[Dataset rows for apps and sites]
══════════

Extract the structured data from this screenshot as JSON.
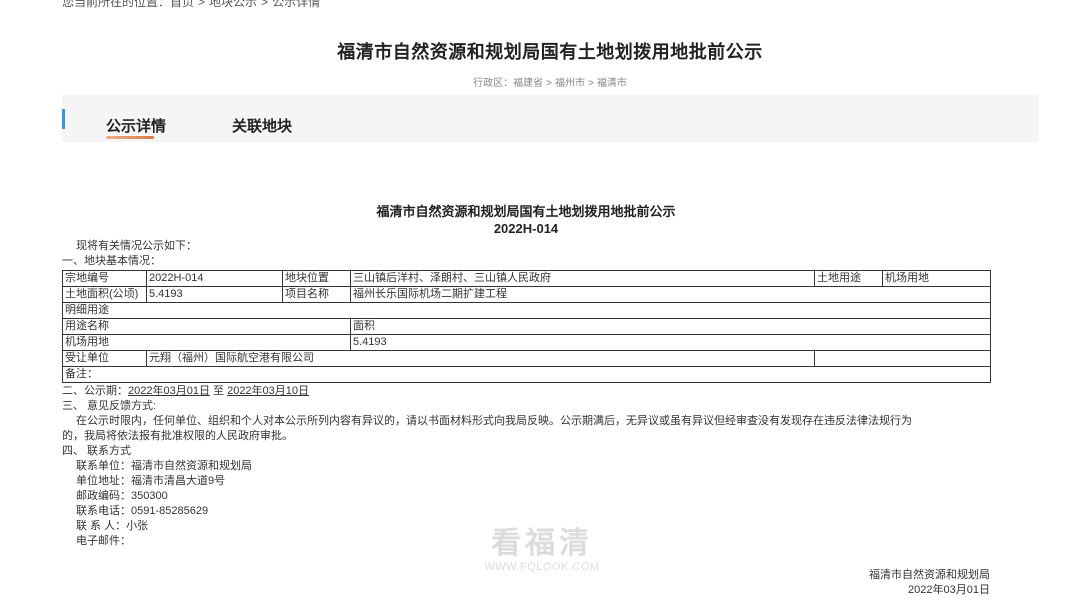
{
  "breadcrumb": {
    "prefix": "您当前所在的位置：",
    "items": [
      "首页",
      "地块公示",
      "公示详情"
    ],
    "separator": ">"
  },
  "page_title": "福清市自然资源和规划局国有土地划拨用地批前公示",
  "region": {
    "label": "行政区：",
    "items": [
      "福建省",
      "福州市",
      "福清市"
    ],
    "separator": ">"
  },
  "tabs": [
    {
      "label": "公示详情",
      "active": true
    },
    {
      "label": "关联地块",
      "active": false
    }
  ],
  "notice": {
    "title": "福清市自然资源和规划局国有土地划拨用地批前公示",
    "code": "2022H-014",
    "intro": "现将有关情况公示如下：",
    "section1": "一、地块基本情况：",
    "table": {
      "parcel_no_label": "宗地编号",
      "parcel_no": "2022H-014",
      "location_label": "地块位置",
      "location": "三山镇后洋村、泽朗村、三山镇人民政府",
      "use_label": "土地用途",
      "use": "机场用地",
      "area_label": "土地面积(公顷)",
      "area": "5.4193",
      "project_label": "项目名称",
      "project": "福州长乐国际机场二期扩建工程",
      "detail_label": "明细用途",
      "use_name_header": "用途名称",
      "area_header": "面积",
      "detail_use": "机场用地",
      "detail_area": "5.4193",
      "assignee_label": "受让单位",
      "assignee": "元翔（福州）国际航空港有限公司",
      "remark_label": "备注："
    },
    "section2_prefix": "二、公示期：",
    "period_start": "2022年03月01日",
    "period_to": "至",
    "period_end": "2022年03月10日",
    "section3": "三、 意见反馈方式:",
    "feedback_line1": "在公示时限内，任何单位、组织和个人对本公示所列内容有异议的，请以书面材料形式向我局反映。公示期满后，无异议或虽有异议但经审查没有发现存在违反法律法规行为",
    "feedback_line2": "的，我局将依法报有批准权限的人民政府审批。",
    "section4": "四、 联系方式",
    "contacts": [
      "联系单位：福清市自然资源和规划局",
      "单位地址：福清市清昌大道9号",
      "邮政编码：350300",
      "联系电话：0591-85285629",
      "联 系 人：小张",
      "电子邮件："
    ],
    "sign_org": "福清市自然资源和规划局",
    "sign_date": "2022年03月01日"
  },
  "watermark": {
    "text": "看福清",
    "url": "WWW.FQLOOK.COM"
  },
  "colors": {
    "accent_bar": "#4a90d9",
    "tab_underline": "#d97a45",
    "tab_bg": "#f5f5f5"
  }
}
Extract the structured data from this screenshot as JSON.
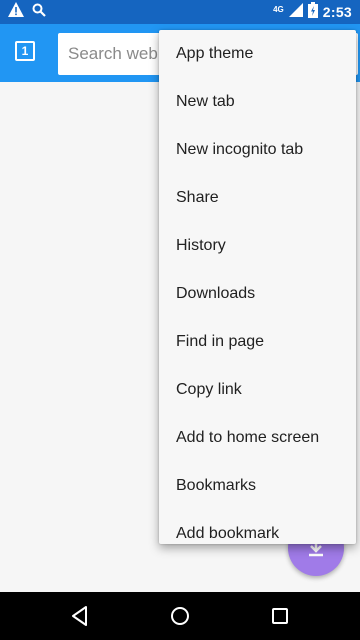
{
  "status_bar": {
    "time": "2:53",
    "network": "4G",
    "icons": [
      "warning-icon",
      "search-icon",
      "signal-icon",
      "battery-icon"
    ]
  },
  "toolbar": {
    "tab_count": "1",
    "search_placeholder": "Search web"
  },
  "menu": {
    "items": [
      "App theme",
      "New tab",
      "New incognito tab",
      "Share",
      "History",
      "Downloads",
      "Find in page",
      "Copy link",
      "Add to home screen",
      "Bookmarks",
      "Add bookmark"
    ]
  },
  "fab": {
    "icon": "download-icon",
    "color": "#a07be8"
  },
  "nav_bar": {
    "icons": [
      "back-icon",
      "home-icon",
      "recents-icon"
    ]
  },
  "colors": {
    "status_bar": "#1565c0",
    "toolbar": "#2196f3",
    "menu_background": "#f7f7f7",
    "content_background": "#f6f6f6"
  }
}
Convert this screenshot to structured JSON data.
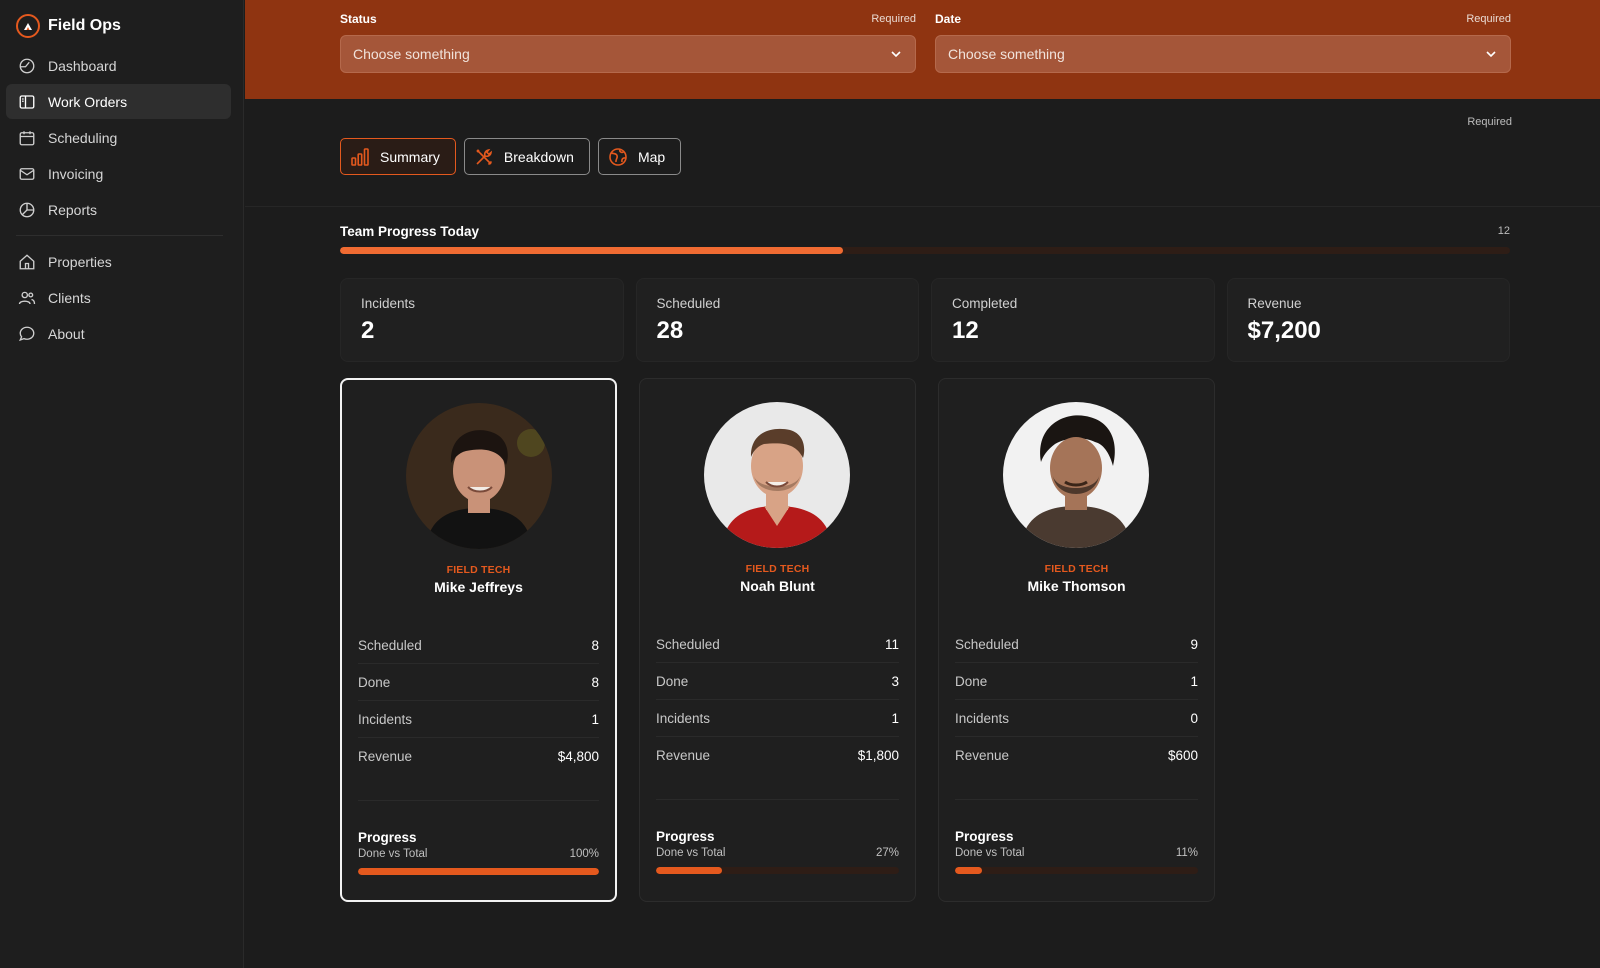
{
  "app": {
    "name": "Field Ops"
  },
  "sidebar": {
    "primary": [
      {
        "label": "Dashboard",
        "icon": "dashboard-icon"
      },
      {
        "label": "Work Orders",
        "icon": "work-orders-icon",
        "active": true
      },
      {
        "label": "Scheduling",
        "icon": "calendar-icon"
      },
      {
        "label": "Invoicing",
        "icon": "mail-icon"
      },
      {
        "label": "Reports",
        "icon": "pie-chart-icon"
      }
    ],
    "secondary": [
      {
        "label": "Properties",
        "icon": "home-icon"
      },
      {
        "label": "Clients",
        "icon": "users-icon"
      },
      {
        "label": "About",
        "icon": "message-icon"
      }
    ]
  },
  "filters": {
    "status": {
      "label": "Status",
      "required": "Required",
      "placeholder": "Choose something"
    },
    "date": {
      "label": "Date",
      "required": "Required",
      "placeholder": "Choose something"
    }
  },
  "tabs": {
    "required": "Required",
    "items": [
      {
        "label": "Summary",
        "icon": "bar-chart-icon",
        "active": true
      },
      {
        "label": "Breakdown",
        "icon": "tools-icon"
      },
      {
        "label": "Map",
        "icon": "globe-icon"
      }
    ]
  },
  "team_progress": {
    "title": "Team Progress Today",
    "count": "12",
    "fraction": 0.43
  },
  "stats": [
    {
      "label": "Incidents",
      "value": "2"
    },
    {
      "label": "Scheduled",
      "value": "28"
    },
    {
      "label": "Completed",
      "value": "12"
    },
    {
      "label": "Revenue",
      "value": "$7,200"
    }
  ],
  "techs": [
    {
      "role": "FIELD TECH",
      "name": "Mike Jeffreys",
      "selected": true,
      "rows": [
        {
          "label": "Scheduled",
          "value": "8"
        },
        {
          "label": "Done",
          "value": "8"
        },
        {
          "label": "Incidents",
          "value": "1"
        },
        {
          "label": "Revenue",
          "value": "$4,800"
        }
      ],
      "progress": {
        "title": "Progress",
        "subtitle": "Done vs Total",
        "percent_label": "100%",
        "percent": 100
      },
      "avatar": {
        "bg": "#3a2a1c",
        "skin": "#c99278",
        "hair": "#1c1410",
        "shirt": "#121212"
      }
    },
    {
      "role": "FIELD TECH",
      "name": "Noah Blunt",
      "selected": false,
      "rows": [
        {
          "label": "Scheduled",
          "value": "11"
        },
        {
          "label": "Done",
          "value": "3"
        },
        {
          "label": "Incidents",
          "value": "1"
        },
        {
          "label": "Revenue",
          "value": "$1,800"
        }
      ],
      "progress": {
        "title": "Progress",
        "subtitle": "Done vs Total",
        "percent_label": "27%",
        "percent": 27
      },
      "avatar": {
        "bg": "#e9e9e9",
        "skin": "#d8a386",
        "hair": "#5a3d2a",
        "shirt": "#b51a1a"
      }
    },
    {
      "role": "FIELD TECH",
      "name": "Mike Thomson",
      "selected": false,
      "rows": [
        {
          "label": "Scheduled",
          "value": "9"
        },
        {
          "label": "Done",
          "value": "1"
        },
        {
          "label": "Incidents",
          "value": "0"
        },
        {
          "label": "Revenue",
          "value": "$600"
        }
      ],
      "progress": {
        "title": "Progress",
        "subtitle": "Done vs Total",
        "percent_label": "11%",
        "percent": 11
      },
      "avatar": {
        "bg": "#f2f2f2",
        "skin": "#a57458",
        "hair": "#1a1512",
        "shirt": "#4a3a30"
      }
    }
  ],
  "colors": {
    "accent": "#e4591e",
    "header": "#8f3411",
    "background": "#1c1c1c"
  }
}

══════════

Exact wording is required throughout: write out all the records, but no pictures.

▶ [Task answer]
Extract the structured data from this screenshot as JSON.
{
  "breadcrumb": {
    "prefix": "您当前所在的位置：",
    "items": [
      "首页",
      "地块公示",
      "公示详情"
    ],
    "separator": ">"
  },
  "page_title": "福清市自然资源和规划局国有土地划拨用地批前公示",
  "region": {
    "label": "行政区：",
    "items": [
      "福建省",
      "福州市",
      "福清市"
    ],
    "separator": ">"
  },
  "tabs": [
    {
      "label": "公示详情",
      "active": true
    },
    {
      "label": "关联地块",
      "active": false
    }
  ],
  "notice": {
    "title": "福清市自然资源和规划局国有土地划拨用地批前公示",
    "code": "2022H-014",
    "intro": "现将有关情况公示如下：",
    "section1": "一、地块基本情况：",
    "table": {
      "parcel_no_label": "宗地编号",
      "parcel_no": "2022H-014",
      "location_label": "地块位置",
      "location": "三山镇后洋村、泽朗村、三山镇人民政府",
      "use_label": "土地用途",
      "use": "机场用地",
      "area_label": "土地面积(公顷)",
      "area": "5.4193",
      "project_label": "项目名称",
      "project": "福州长乐国际机场二期扩建工程",
      "detail_label": "明细用途",
      "use_name_header": "用途名称",
      "area_header": "面积",
      "detail_use": "机场用地",
      "detail_area": "5.4193",
      "assignee_label": "受让单位",
      "assignee": "元翔（福州）国际航空港有限公司",
      "remark_label": "备注："
    },
    "section2_prefix": "二、公示期：",
    "period_start": "2022年03月01日",
    "period_to": "至",
    "period_end": "2022年03月10日",
    "section3": "三、 意见反馈方式:",
    "feedback_line1": "在公示时限内，任何单位、组织和个人对本公示所列内容有异议的，请以书面材料形式向我局反映。公示期满后，无异议或虽有异议但经审查没有发现存在违反法律法规行为",
    "feedback_line2": "的，我局将依法报有批准权限的人民政府审批。",
    "section4": "四、 联系方式",
    "contacts": [
      "联系单位：福清市自然资源和规划局",
      "单位地址：福清市清昌大道9号",
      "邮政编码：350300",
      "联系电话：0591-85285629",
      "联 系 人：小张",
      "电子邮件："
    ],
    "sign_org": "福清市自然资源和规划局",
    "sign_date": "2022年03月01日"
  },
  "watermark": {
    "text": "看福清",
    "url": "WWW.FQLOOK.COM"
  },
  "colors": {
    "accent_bar": "#4a90d9",
    "tab_underline": "#d97a45",
    "tab_bg": "#f5f5f5"
  }
}
Extract the structured data from this screenshot as JSON.
{
  "status_bar": {
    "time": "2:53",
    "network": "4G",
    "icons": [
      "warning-icon",
      "search-icon",
      "signal-icon",
      "battery-icon"
    ]
  },
  "toolbar": {
    "tab_count": "1",
    "search_placeholder": "Search web"
  },
  "menu": {
    "items": [
      "App theme",
      "New tab",
      "New incognito tab",
      "Share",
      "History",
      "Downloads",
      "Find in page",
      "Copy link",
      "Add to home screen",
      "Bookmarks",
      "Add bookmark"
    ]
  },
  "fab": {
    "icon": "download-icon",
    "color": "#a07be8"
  },
  "nav_bar": {
    "icons": [
      "back-icon",
      "home-icon",
      "recents-icon"
    ]
  },
  "colors": {
    "status_bar": "#1565c0",
    "toolbar": "#2196f3",
    "menu_background": "#f7f7f7",
    "content_background": "#f6f6f6"
  }
}
Convert this screenshot to structured JSON data.
{
  "app": {
    "name": "Field Ops"
  },
  "sidebar": {
    "primary": [
      {
        "label": "Dashboard",
        "icon": "dashboard-icon"
      },
      {
        "label": "Work Orders",
        "icon": "work-orders-icon",
        "active": true
      },
      {
        "label": "Scheduling",
        "icon": "calendar-icon"
      },
      {
        "label": "Invoicing",
        "icon": "mail-icon"
      },
      {
        "label": "Reports",
        "icon": "pie-chart-icon"
      }
    ],
    "secondary": [
      {
        "label": "Properties",
        "icon": "home-icon"
      },
      {
        "label": "Clients",
        "icon": "users-icon"
      },
      {
        "label": "About",
        "icon": "message-icon"
      }
    ]
  },
  "filters": {
    "status": {
      "label": "Status",
      "required": "Required",
      "placeholder": "Choose something"
    },
    "date": {
      "label": "Date",
      "required": "Required",
      "placeholder": "Choose something"
    }
  },
  "tabs": {
    "required": "Required",
    "items": [
      {
        "label": "Summary",
        "icon": "bar-chart-icon",
        "active": true
      },
      {
        "label": "Breakdown",
        "icon": "tools-icon"
      },
      {
        "label": "Map",
        "icon": "globe-icon"
      }
    ]
  },
  "team_progress": {
    "title": "Team Progress Today",
    "count": "12",
    "fraction": 0.43
  },
  "stats": [
    {
      "label": "Incidents",
      "value": "2"
    },
    {
      "label": "Scheduled",
      "value": "28"
    },
    {
      "label": "Completed",
      "value": "12"
    },
    {
      "label": "Revenue",
      "value": "$7,200"
    }
  ],
  "techs": [
    {
      "role": "FIELD TECH",
      "name": "Mike Jeffreys",
      "selected": true,
      "rows": [
        {
          "label": "Scheduled",
          "value": "8"
        },
        {
          "label": "Done",
          "value": "8"
        },
        {
          "label": "Incidents",
          "value": "1"
        },
        {
          "label": "Revenue",
          "value": "$4,800"
        }
      ],
      "progress": {
        "title": "Progress",
        "subtitle": "Done vs Total",
        "percent_label": "100%",
        "percent": 100
      },
      "avatar": {
        "bg": "#3a2a1c",
        "skin": "#c99278",
        "hair": "#1c1410",
        "shirt": "#121212"
      }
    },
    {
      "role": "FIELD TECH",
      "name": "Noah Blunt",
      "selected": false,
      "rows": [
        {
          "label": "Scheduled",
          "value": "11"
        },
        {
          "label": "Done",
          "value": "3"
        },
        {
          "label": "Incidents",
          "value": "1"
        },
        {
          "label": "Revenue",
          "value": "$1,800"
        }
      ],
      "progress": {
        "title": "Progress",
        "subtitle": "Done vs Total",
        "percent_label": "27%",
        "percent": 27
      },
      "avatar": {
        "bg": "#e9e9e9",
        "skin": "#d8a386",
        "hair": "#5a3d2a",
        "shirt": "#b51a1a"
      }
    },
    {
      "role": "FIELD TECH",
      "name": "Mike Thomson",
      "selected": false,
      "rows": [
        {
          "label": "Scheduled",
          "value": "9"
        },
        {
          "label": "Done",
          "value": "1"
        },
        {
          "label": "Incidents",
          "value": "0"
        },
        {
          "label": "Revenue",
          "value": "$600"
        }
      ],
      "progress": {
        "title": "Progress",
        "subtitle": "Done vs Total",
        "percent_label": "11%",
        "percent": 11
      },
      "avatar": {
        "bg": "#f2f2f2",
        "skin": "#a57458",
        "hair": "#1a1512",
        "shirt": "#4a3a30"
      }
    }
  ],
  "colors": {
    "accent": "#e4591e",
    "header": "#8f3411",
    "background": "#1c1c1c"
  }
}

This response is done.